Trevor Elwin, Half Moon Bay.
Jacinda Ardern's compassion and world-wide acclamation following the Christchurch massacre had a profound effect on New Zealand's self-image.
When she and Ashley Bloomfield asked the country to act together to protect one another, it was simple to follow the urging of people who obviously wanted the very best for our people.
Sue Otto, Whangārei.
I believe the decision to close Laura Fergusson (NZ Herald, December 21) is a tragedy for the disabled. They used to do such a great job.
My sister, Sharon Ryan, lived there for many years. Sharon had spina bifida. She never walked.
When she moved to Laura Fergusson it was a new life for her. She had her own apartment, meals supplied in the communal dining room and, when she needed assistance, it was on hand.
For the first time in her life, she had some independence.
She lived there for many years. She was so happy there.
Sadly her health deteriorated and she had to go to a hospital where she got more assistance.
Please, keep Laura Fergusson open and available to help disabled people.
Bernie Culpan, St Heliers.
Short & sweet
Knowing how important sharks are for a healthy marine ecosystem, I wonder at people who presume eating shark fin soup can be good for one's wellbeing (NZ Herald, December 29). Surely knowing your food is part of a sustainable cycle is better for your health? Wendy Pettersen, Devonport.
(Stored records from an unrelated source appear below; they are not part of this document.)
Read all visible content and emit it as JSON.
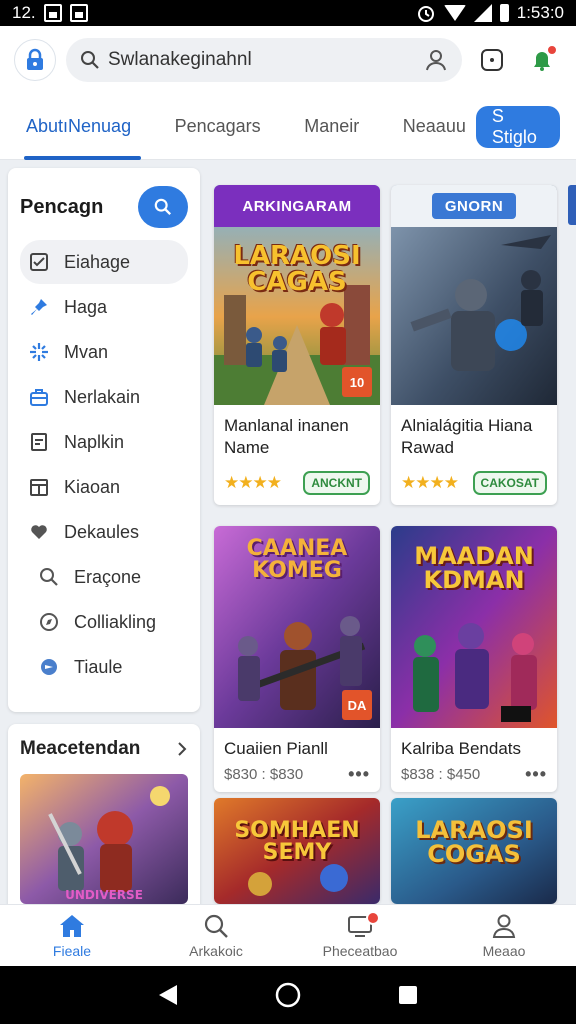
{
  "status": {
    "time_left": "12.",
    "time_right": "1:53:0"
  },
  "search": {
    "value": "Swlanakeginahnl"
  },
  "tabs": [
    {
      "label": "AbutıNenuag"
    },
    {
      "label": "Pencagars"
    },
    {
      "label": "Maneir"
    },
    {
      "label": "Neaauu"
    }
  ],
  "tab_button": {
    "label": "S Stiglo"
  },
  "sidebar": {
    "title": "Pencagn",
    "items": [
      {
        "label": "Eiahage",
        "icon": "checkbox-icon"
      },
      {
        "label": "Haga",
        "icon": "pin-icon"
      },
      {
        "label": "Mvan",
        "icon": "sparkle-icon"
      },
      {
        "label": "Nerlakain",
        "icon": "briefcase-icon"
      },
      {
        "label": "Naplkin",
        "icon": "document-icon"
      },
      {
        "label": "Kiaoan",
        "icon": "calendar-icon"
      },
      {
        "label": "Dekaules",
        "icon": "heart-icon"
      },
      {
        "label": "Eraçone",
        "icon": "search-icon"
      },
      {
        "label": "Colliakling",
        "icon": "compass-icon"
      },
      {
        "label": "Tiaule",
        "icon": "ribbon-icon"
      }
    ]
  },
  "recommended": {
    "title": "Meacetendan",
    "art_text": "UNDIVERSE"
  },
  "games": [
    {
      "banner": "ARKINGARAM",
      "art_title": "LARAOSI\nCAGAS",
      "badge": "10",
      "name": "Manlanal inanen Name",
      "stars": "★★★★",
      "tag": "ANCKNT"
    },
    {
      "banner": "GNORN",
      "art_title": "",
      "badge": "",
      "name": "Alnialágitia Hiana Rawad",
      "stars": "★★★★",
      "tag": "CAKOSAT"
    },
    {
      "banner": "",
      "art_title": "CAANEA\nKOMEG",
      "badge": "DA",
      "name": "Cuaiien Pianll",
      "price": "$830 : $830"
    },
    {
      "banner": "",
      "art_title": "MAADAN\nKDMAN",
      "badge": "",
      "name": "Kalriba Bendats",
      "price": "$838 : $450"
    },
    {
      "banner": "",
      "art_title": "SOMHAEN\nSEMY",
      "badge": "",
      "name": ""
    },
    {
      "banner": "",
      "art_title": "LARAOSI\nCOGAS",
      "badge": "",
      "name": ""
    }
  ],
  "bottom_nav": [
    {
      "label": "Fieale",
      "icon": "home-icon"
    },
    {
      "label": "Arkakoic",
      "icon": "search-icon"
    },
    {
      "label": "Pheceatbao",
      "icon": "monitor-icon"
    },
    {
      "label": "Meaao",
      "icon": "profile-icon"
    }
  ],
  "colors": {
    "accent": "#2f7be0",
    "star": "#f2b01e",
    "tag_green": "#3da052",
    "badge_red": "#e8453c"
  }
}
I'm not surprised the Tūpuna Maunga Authority did not consult about cutting down all the beautiful exotic trees on Mt Albert. The result of that would be obvious. " What?! Have you gone completely mad?" Something along those lines. Karl van de Water, Maungaturoto.
The lack of usability and sheer never-ending complications of the Spark Sports App to watch NZ cricket is an expensive, unacceptable, disgrace, which continues unabated.
Hylton Le Grice, Remuera.
So many foods come in plastic with no recycling logo on them. Enquiries to manufacturers often result in, "Yes, you can recycle our packaging." So why is there no logo clearly on display? Come on - it's 2020. R Howell, Onehunga.
The American electoral system and time to transition from one President to the next provides the environment for chaos, for example, Al Gore and George Bush. Nick Bridges, Kerikeri.
D. Trump: You're fired. He who laughs last ... Tony Sullivan, St Heliers.
For 2020 heroes, I nominate the people who delivered my Herald throughout the various lockdowns. Unknown and unseen, they did a great job. Nick Hamilton, Remuera.